"When you’re not making that many hires and you’re continually deluged with new résumés, there’s not much of an incentive to keep in touch with people," says Peter Capelli, director of the Center for Human Resources at the University of Pennsylvania’s Wharton School. "What are you going to tell them--‘We’re going to keep you in the hopper because we might need you in three years’?" Additionally, the longer a résumé sits, the more it decreases in value. "The jobs change, the person’s skills may be out-of-date," says Capelli. "Human capital has a limited shelf life."
Investing time pays off
One company that has put considerable emphasis on talent-relationship building is Chiron, an Emeryville, California, pharmaceutical firm that is an aggressive recruiter of talent. Chiron human resources director Anthony Damaschino says that even with sophisticated software to assist in the process, human recruiters still have to invest considerable time and focus. "Do you really want to try to build a relationship with someone just through e-mail?" he says. "That doesn’t work. You’ve got to have a feel for each person because everybody’s different." Damaschino also says that "an e-mail once a week or once a month" has its pitfalls. "If you get that wrong, your message just becomes more spam."
Additionally, applicants’ small errors in filling out their electronic profiles sometimes lead to recruiting faux pas. "Whenever some senior scientist gets an automated message about a janitorial position, I’m going to be the guy who ends up having to apologize to him," he says.

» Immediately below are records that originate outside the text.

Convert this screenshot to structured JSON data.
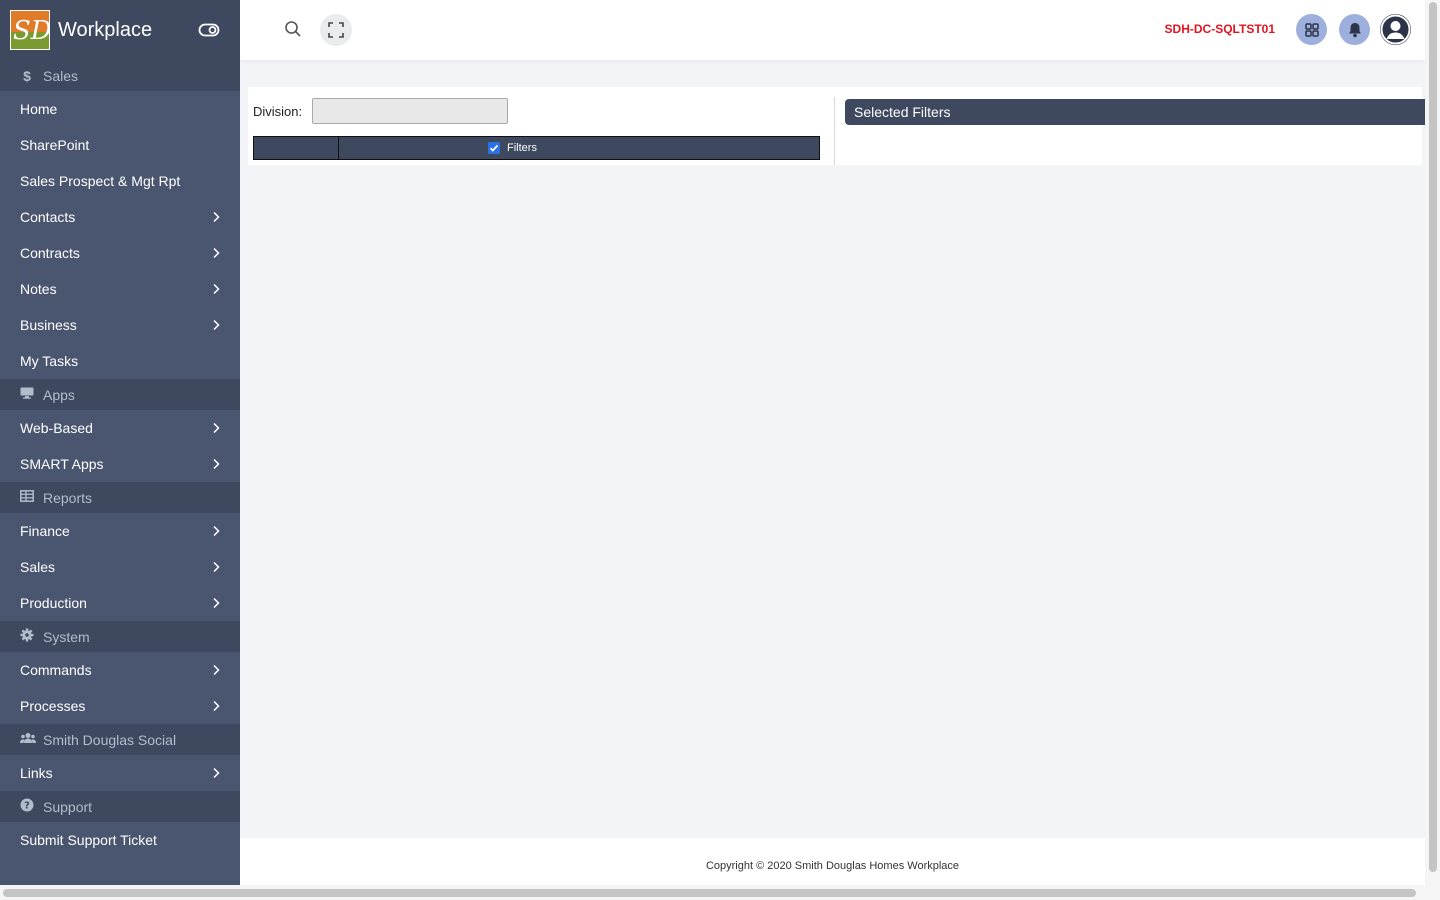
{
  "brand": {
    "logo_text": "SD",
    "name": "Workplace"
  },
  "sidebar": {
    "groups": [
      {
        "section": "Sales",
        "icon": "dollar-icon",
        "items": [
          {
            "label": "Home",
            "has_submenu": false
          },
          {
            "label": "SharePoint",
            "has_submenu": false
          },
          {
            "label": "Sales Prospect & Mgt Rpt",
            "has_submenu": false
          },
          {
            "label": "Contacts",
            "has_submenu": true
          },
          {
            "label": "Contracts",
            "has_submenu": true
          },
          {
            "label": "Notes",
            "has_submenu": true
          },
          {
            "label": "Business",
            "has_submenu": true
          },
          {
            "label": "My Tasks",
            "has_submenu": false
          }
        ]
      },
      {
        "section": "Apps",
        "icon": "monitor-icon",
        "items": [
          {
            "label": "Web-Based",
            "has_submenu": true
          },
          {
            "label": "SMART Apps",
            "has_submenu": true
          }
        ]
      },
      {
        "section": "Reports",
        "icon": "table-icon",
        "items": [
          {
            "label": "Finance",
            "has_submenu": true
          },
          {
            "label": "Sales",
            "has_submenu": true
          },
          {
            "label": "Production",
            "has_submenu": true
          }
        ]
      },
      {
        "section": "System",
        "icon": "gear-icon",
        "items": [
          {
            "label": "Commands",
            "has_submenu": true
          },
          {
            "label": "Processes",
            "has_submenu": true
          }
        ]
      },
      {
        "section": "Smith Douglas Social",
        "icon": "users-icon",
        "items": [
          {
            "label": "Links",
            "has_submenu": true
          }
        ]
      },
      {
        "section": "Support",
        "icon": "question-icon",
        "items": [
          {
            "label": "Submit Support Ticket",
            "has_submenu": false
          }
        ]
      }
    ]
  },
  "topbar": {
    "server_name": "SDH-DC-SQLTST01"
  },
  "filters": {
    "division_label": "Division:",
    "division_value": "",
    "filters_label": "Filters",
    "filters_checked": true,
    "selected_header": "Selected Filters"
  },
  "footer": {
    "copyright": "Copyright © 2020 Smith Douglas Homes Workplace"
  },
  "colors": {
    "sidebar_bg": "#4a5670",
    "section_bg": "#3e4960",
    "server_text": "#e0141e",
    "accent_circle": "#9dafdc"
  }
}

Instead, Damaschino tends to favor old-school methods for relationship building, such as face-to-face meetings at job fairs and follow-ups by phone. "In our field, for example, there aren’t that many directors of clinical research in a certain specialty," he says. "Even if you keep them in a database, there’s nothing that beats simply calling them every six months and having a conversation. That’s really how you find good people and get them for your company, and it’s not going to go away."